Itote enlisted in the British army in 1942, serving in the King's African Rifles throughout Asia, firstly at Ceylon and then in the Burma Campaign. Whilst in Burma he was promoted to the rank of Corporal. He passed up an opportunity for promotion and asked to be discharged
Returning to Kenya, he became disillusioned with the lack of opportunities for black soldiers while white soldiers were being rewarded, leading him to become involved in urban politics as he joined the Kenya African Union in 1946. In the company of fellow ex-army comrades he dabbled in the criminal underworld as part of Nairobi's Forty Group, to supplement his wages as a fireman.
In 1950, Itote swore the Mau Mau oath, and subsequently became responsible for oathing and was an executioner of traitors. As the police began clamping down on Mau Mau activities in 1952, Itote moved to the forests of Mount Kenya with a band of followers to begin his insurgency. From here Itote began a wave of attacks on white settler farms in Nyeri and targeted loyalists to nearby villages. He soon gained a reputation as a skilled commander with an ability to organise.
Itote was captured by British troops on 15 January 1954 during a failed operation against a police post in Mathira. During the capture, he was shot and wounded in the neck.
He was charged with consorting with persons carrying firearms and being in possession of ammunition. Itote was represented at his trial by the prominent Asian lawyer A.R. Kapila. Itote was found guilty and sentenced to hang.
Following a deal instigated by Ian Henderson, Itote agreed to cooperate with the government and negotiate an end to the uprising in return for his life. The cooperation of Itote led General Erskine to bring Operation Anvil to a close.
Itote was unable to bring about the surrender of his Mau Mau comrades, and so was placed in a detention camp in Lokitaung. Here he stayed with his former opponent, Jomo Kenyatta who taught him how to speak and write in English.
In prison, General China saved the future president's life after a fellow inmate, Kariuki Chotara, then a minor on murder charges, attempted to stab Jomo Kenyatta.

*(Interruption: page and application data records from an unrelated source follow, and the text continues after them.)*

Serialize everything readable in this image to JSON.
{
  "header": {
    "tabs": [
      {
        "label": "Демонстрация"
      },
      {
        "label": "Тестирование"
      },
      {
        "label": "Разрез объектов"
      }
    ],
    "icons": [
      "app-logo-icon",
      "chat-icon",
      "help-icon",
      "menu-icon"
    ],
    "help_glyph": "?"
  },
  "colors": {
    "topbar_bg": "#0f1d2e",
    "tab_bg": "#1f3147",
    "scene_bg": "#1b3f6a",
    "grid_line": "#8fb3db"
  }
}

Itote stayed in detention for the next nine years, and was released in 1962. He was then taken under the wing of Kenyatta in his new government. He also got military training in Israel, before returning to Kenya to serve as assistant director of the National Youth Service under Geoffrey Griffin, a position he held up to 1984.
In 1967 he published his autobiography, "Mau Mau" General (East African Publishing House), and in 1979 wrote Mau Mau in Action (Transafrica Books). He served as the top officer of Kenya National Youth service with his headquarters at Ruaraka, Nairobi.
He died of a stroke in 1993 at the age of 71. At the time of his death he was running a farm near Ol Kalou in Kenya.
In 2010, Waruhiu's wife and stepdaughter donated the bullet that had been lodged in his neck for three decades to the National Museums of Kenya. The bullet was removed in 1988; it had gone through his chin, bruised his collarbone, ricocheted to the left and then lodged itself at the base of his neck.